The cost of a proposed footbridge from Brooklyn Heights to Brooklyn Bridge Park’s Pier 1 — a key amenity for residents seeking quick access to the world-class park — jumped 26 percent after park officials upgraded the design then failed to find a contractor who could meet the original budget.
On Monday, Brooklyn Bridge Park announced that Kelco Construction won a $6.2-million contract to design the Squibb Park Bridge, a 400-foot timber structure that will link Columbia Heights to the verdant park below that was budgeted to cost $4.9 million.
City planning experts called the 26-percent cost increase common in city government but still significant.
“This is a big miss, and when they miss it by that much there’s got to be a goddamned good reason,” said former Assemblyman Richard Brodsky, who is now a fellow at the NYU Wagner School for Public Service. “Sometimes development [agencies] lowball figures because they want to make the project seem smaller.”
Officials at Brooklyn Bridge Park said that the $4.9-million estimate was for the bridge and design “soft costs,” but that the project has evolved to include more lighting, handicapped accessibility and upgrades to Squibb Park’s existing infrastructure.
“As with any competitive bidding process, the market dictates actual costs,” said park spokeswoman Ellen Ryan.
The bridge — which will be completed by next fall and zigzag between the future luxury condo and hotel complex at Pier 1 — won’t increase the park’s construction budget but will instead be paid for with funds in reserve.
A former city official, who asked not to be named, said that $4.9 million “sounded too low for the bridge,” and that the over-budgeting was “not at all surprising.”
The former official said that city agencies will often narrow the scope of a project — or scrap it altogether — to make up for funding gaps. For instance, when the MTA was extending the No. 7 train to Times Square in 2008, it killed one of two stations in the project to save money.
The Squibb Park Bridge has always had a rocky road to funding. In 2009, Mayor Bloomberg trimmed $8 million from Brooklyn Bridge Park’s construction budget, killing the footbridge until the Council and Borough President Markowitz allocated money the following year.
Roy Sloane, president of the Cobble Hill Association, said the bridge was mainly an amenity to the future hotel slated for Pier 1 and should be paid for by a developer, not city taxpayers.
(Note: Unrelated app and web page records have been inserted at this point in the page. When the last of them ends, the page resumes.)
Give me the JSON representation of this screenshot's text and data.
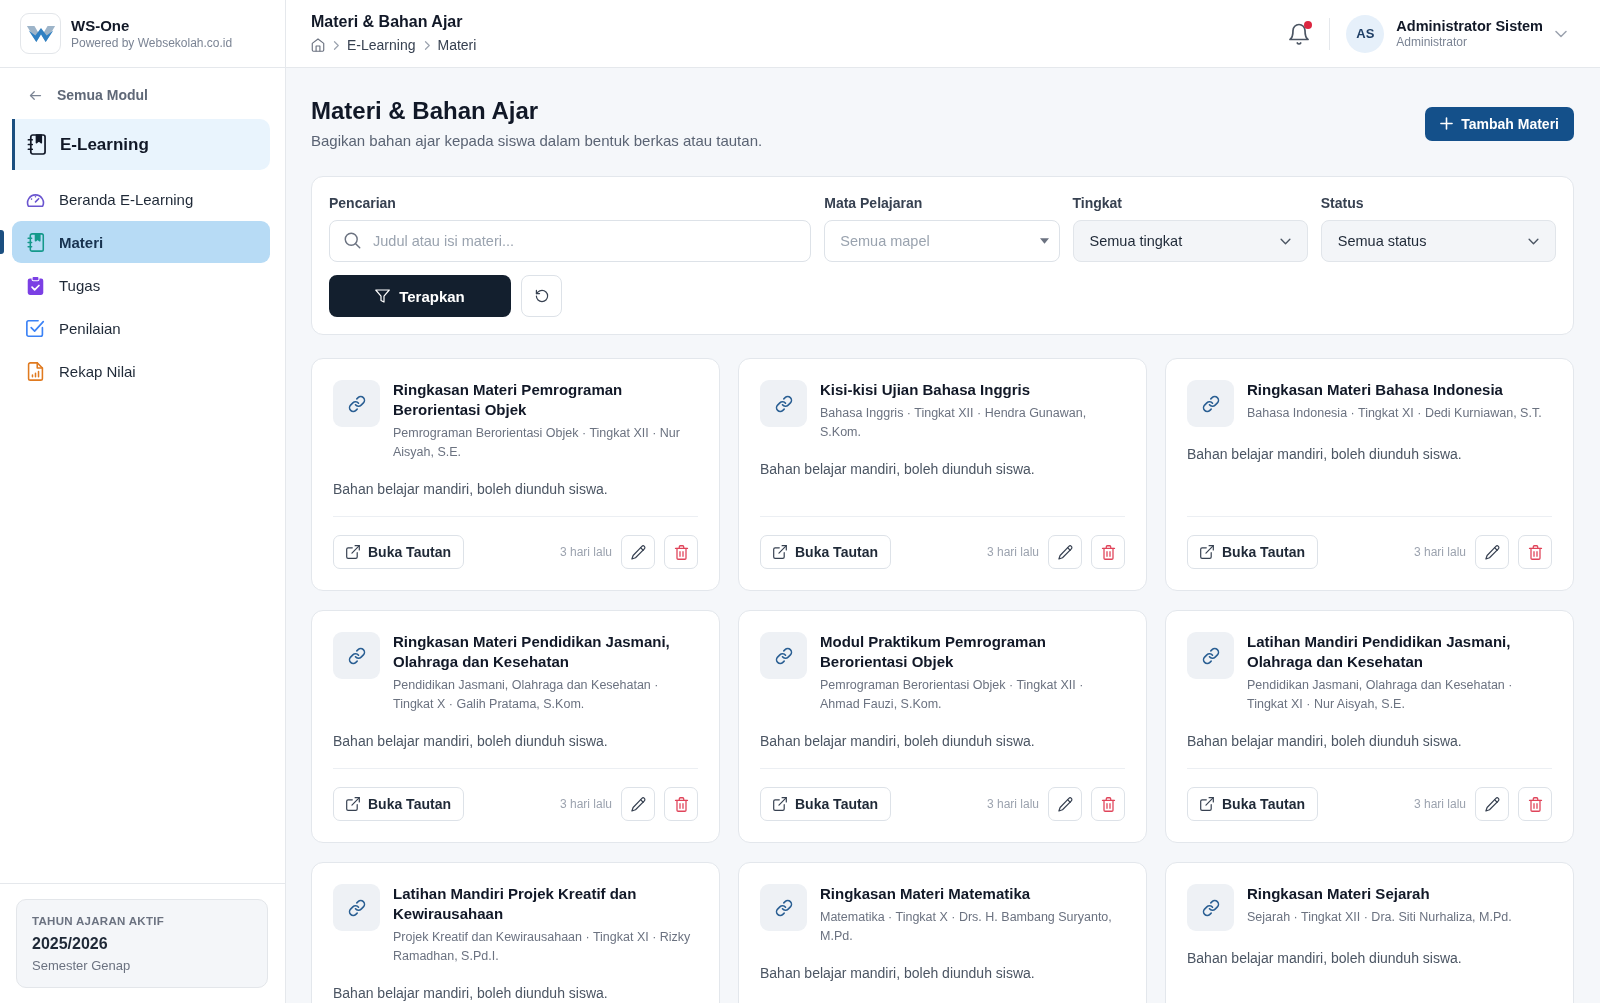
{
  "app": {
    "name": "WS-One",
    "tagline": "Powered by Websekolah.co.id"
  },
  "sidebar": {
    "back_link": "Semua Modul",
    "module": "E-Learning",
    "items": [
      {
        "kind": "dashboard",
        "label": "Beranda E-Learning",
        "selected": false
      },
      {
        "kind": "materials",
        "label": "Materi",
        "selected": true
      },
      {
        "kind": "assignments",
        "label": "Tugas",
        "selected": false
      },
      {
        "kind": "grading",
        "label": "Penilaian",
        "selected": false
      },
      {
        "kind": "report",
        "label": "Rekap Nilai",
        "selected": false
      }
    ],
    "academic_year": {
      "heading": "TAHUN AJARAN AKTIF",
      "year": "2025/2026",
      "semester": "Semester Genap"
    }
  },
  "header": {
    "title": "Materi & Bahan Ajar",
    "breadcrumb": [
      "E-Learning",
      "Materi"
    ],
    "notifications": {
      "unread": true
    },
    "user": {
      "initials": "AS",
      "name": "Administrator Sistem",
      "role": "Administrator"
    }
  },
  "page": {
    "title": "Materi & Bahan Ajar",
    "subtitle": "Bagikan bahan ajar kepada siswa dalam bentuk berkas atau tautan.",
    "add_button": "Tambah Materi"
  },
  "filters": {
    "fields": [
      {
        "kind": "search",
        "label": "Pencarian",
        "placeholder": "Judul atau isi materi..."
      },
      {
        "kind": "picker",
        "label": "Mata Pelajaran",
        "placeholder": "Semua mapel"
      },
      {
        "kind": "select",
        "label": "Tingkat",
        "value": "Semua tingkat"
      },
      {
        "kind": "select",
        "label": "Status",
        "value": "Semua status"
      }
    ],
    "apply_button": "Terapkan"
  },
  "materials": [
    {
      "title": "Ringkasan Materi Pemrograman Berorientasi Objek",
      "meta": "Pemrograman Berorientasi Objek · Tingkat XII · Nur Aisyah, S.E.",
      "description": "Bahan belajar mandiri, boleh diunduh siswa.",
      "open_button": "Buka Tautan",
      "time": "3 hari lalu"
    },
    {
      "title": "Kisi-kisi Ujian Bahasa Inggris",
      "meta": "Bahasa Inggris · Tingkat XII · Hendra Gunawan, S.Kom.",
      "description": "Bahan belajar mandiri, boleh diunduh siswa.",
      "open_button": "Buka Tautan",
      "time": "3 hari lalu"
    },
    {
      "title": "Ringkasan Materi Bahasa Indonesia",
      "meta": "Bahasa Indonesia · Tingkat XI · Dedi Kurniawan, S.T.",
      "description": "Bahan belajar mandiri, boleh diunduh siswa.",
      "open_button": "Buka Tautan",
      "time": "3 hari lalu"
    },
    {
      "title": "Ringkasan Materi Pendidikan Jasmani, Olahraga dan Kesehatan",
      "meta": "Pendidikan Jasmani, Olahraga dan Kesehatan · Tingkat X · Galih Pratama, S.Kom.",
      "description": "Bahan belajar mandiri, boleh diunduh siswa.",
      "open_button": "Buka Tautan",
      "time": "3 hari lalu"
    },
    {
      "title": "Modul Praktikum Pemrograman Berorientasi Objek",
      "meta": "Pemrograman Berorientasi Objek · Tingkat XII · Ahmad Fauzi, S.Kom.",
      "description": "Bahan belajar mandiri, boleh diunduh siswa.",
      "open_button": "Buka Tautan",
      "time": "3 hari lalu"
    },
    {
      "title": "Latihan Mandiri Pendidikan Jasmani, Olahraga dan Kesehatan",
      "meta": "Pendidikan Jasmani, Olahraga dan Kesehatan · Tingkat XI · Nur Aisyah, S.E.",
      "description": "Bahan belajar mandiri, boleh diunduh siswa.",
      "open_button": "Buka Tautan",
      "time": "3 hari lalu"
    },
    {
      "title": "Latihan Mandiri Projek Kreatif dan Kewirausahaan",
      "meta": "Projek Kreatif dan Kewirausahaan · Tingkat XI · Rizky Ramadhan, S.Pd.I.",
      "description": "Bahan belajar mandiri, boleh diunduh siswa."
    },
    {
      "title": "Ringkasan Materi Matematika",
      "meta": "Matematika · Tingkat X · Drs. H. Bambang Suryanto, M.Pd.",
      "description": "Bahan belajar mandiri, boleh diunduh siswa."
    },
    {
      "title": "Ringkasan Materi Sejarah",
      "meta": "Sejarah · Tingkat XII · Dra. Siti Nurhaliza, M.Pd.",
      "description": "Bahan belajar mandiri, boleh diunduh siswa."
    }
  ]
}
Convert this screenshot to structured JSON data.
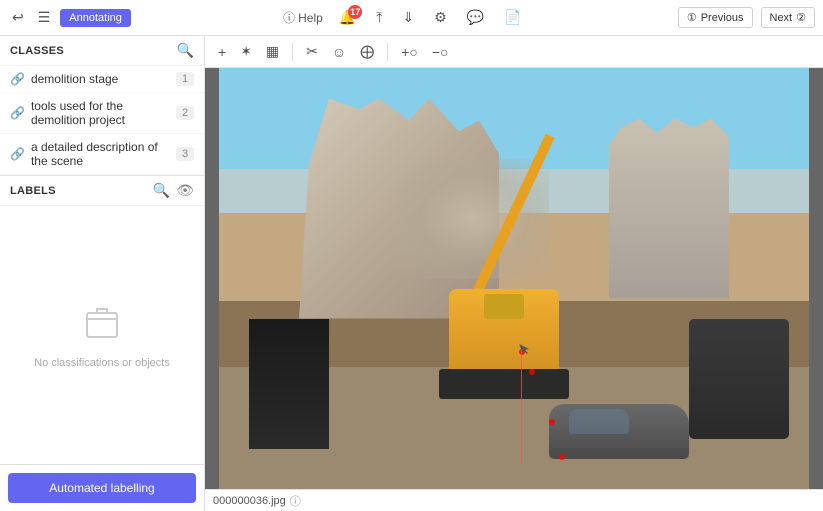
{
  "topbar": {
    "annotating_label": "Annotating",
    "help_label": "Help",
    "notification_count": "17",
    "prev_label": "Previous",
    "next_label": "Next"
  },
  "sidebar": {
    "classes_title": "Classes",
    "classes": [
      {
        "name": "demolition stage",
        "count": "1"
      },
      {
        "name": "tools used for the demolition project",
        "count": "2"
      },
      {
        "name": "a detailed description of the scene",
        "count": "3"
      }
    ],
    "labels_title": "Labels",
    "labels_empty": "No classifications or objects",
    "auto_label_btn": "Automated labelling"
  },
  "toolbar": {
    "tools": [
      "add",
      "star",
      "bbox",
      "cut",
      "emoji",
      "crosshair",
      "zoom-in",
      "zoom-out"
    ]
  },
  "image": {
    "filename": "000000036.jpg"
  }
}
“Why can’t the hotel build its own bridge?” Sloane said. “This is the kind of cost inflation the park has incurred all along, only to suit a massive real estate development.”
Reach Kate Briquelet at firstname.lastname@example.org or by calling her at (718) 260-2511.